I am grateful for such a long, careful, and professional discussion. What follows does not derogate from that. It merely expresses my personal reservations, which may not be shared by the historical profession at large.
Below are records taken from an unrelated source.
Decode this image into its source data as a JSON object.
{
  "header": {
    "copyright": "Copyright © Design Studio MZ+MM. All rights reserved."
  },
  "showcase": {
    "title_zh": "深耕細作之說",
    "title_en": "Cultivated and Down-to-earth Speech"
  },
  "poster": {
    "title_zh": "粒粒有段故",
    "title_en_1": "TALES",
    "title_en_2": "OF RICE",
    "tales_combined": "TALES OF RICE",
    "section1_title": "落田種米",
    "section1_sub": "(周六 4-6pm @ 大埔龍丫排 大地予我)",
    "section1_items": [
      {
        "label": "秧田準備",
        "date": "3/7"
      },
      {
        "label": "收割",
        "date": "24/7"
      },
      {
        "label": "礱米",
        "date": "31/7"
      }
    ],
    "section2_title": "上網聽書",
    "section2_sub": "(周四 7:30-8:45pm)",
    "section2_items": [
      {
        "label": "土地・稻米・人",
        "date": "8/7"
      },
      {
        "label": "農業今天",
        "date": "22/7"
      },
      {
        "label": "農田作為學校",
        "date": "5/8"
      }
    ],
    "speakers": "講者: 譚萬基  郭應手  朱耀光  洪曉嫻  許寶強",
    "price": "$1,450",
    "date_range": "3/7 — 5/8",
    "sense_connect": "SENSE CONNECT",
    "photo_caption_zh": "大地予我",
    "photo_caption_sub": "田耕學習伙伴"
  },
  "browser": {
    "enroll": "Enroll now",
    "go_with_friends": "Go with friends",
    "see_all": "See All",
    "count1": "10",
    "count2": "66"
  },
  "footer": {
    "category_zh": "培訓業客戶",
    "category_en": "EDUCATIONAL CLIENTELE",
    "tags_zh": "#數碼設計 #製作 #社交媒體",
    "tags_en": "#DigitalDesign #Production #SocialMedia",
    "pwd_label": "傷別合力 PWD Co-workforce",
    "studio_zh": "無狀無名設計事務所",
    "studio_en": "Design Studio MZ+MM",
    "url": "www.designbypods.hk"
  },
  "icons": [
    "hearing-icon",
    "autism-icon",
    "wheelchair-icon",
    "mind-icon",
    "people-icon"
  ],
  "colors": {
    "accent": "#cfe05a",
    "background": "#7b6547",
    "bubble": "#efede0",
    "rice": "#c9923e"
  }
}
I think  the problem with the review  is that the author does not consider the merits of my approaching the various subjects I was writing about through Marsden's eyes: as a kind of intellectual history of a man who was opinionated but not very coherent or self-conscious in his thinking. Plainly regarding the experiment as wrongheaded – the reviewer thinks the true historian should proceed to give a picture critically rounded on all fronts – he criticises what is there for not being enough, and he often confuses Marsden's judgements of things with mine, the writer's. He might have asked why I took the tack I did, and what showing Marsden's complicated combination of worldliness and protestant evangelical religion says about modern history-writing, especially but not only in Australia. I very much respect the care with which he read the book and picked up Marsden's inconsistencies, blindnesses, and failure to see other points of view. It is all in the book and he sees them. I also think he is exactly correct to point out that I evade judgment as much as I am able.  But I can't much applaud his moralising about the book's shortcomings from what I suppose he takes to be the true and proper 'historical' perspective. I would have liked it much more if he had tried to say what my approach was and what it illuminated and left open to further questioning, and then (if he must) how it led me to miss many important points from other perspectives. I feel a bit as if you and the reviewer should read, if you haven't, Edward Coplestone's great work, Advice to a Young Reviewer (1807). See, to find out about it: It's readily available on the internet..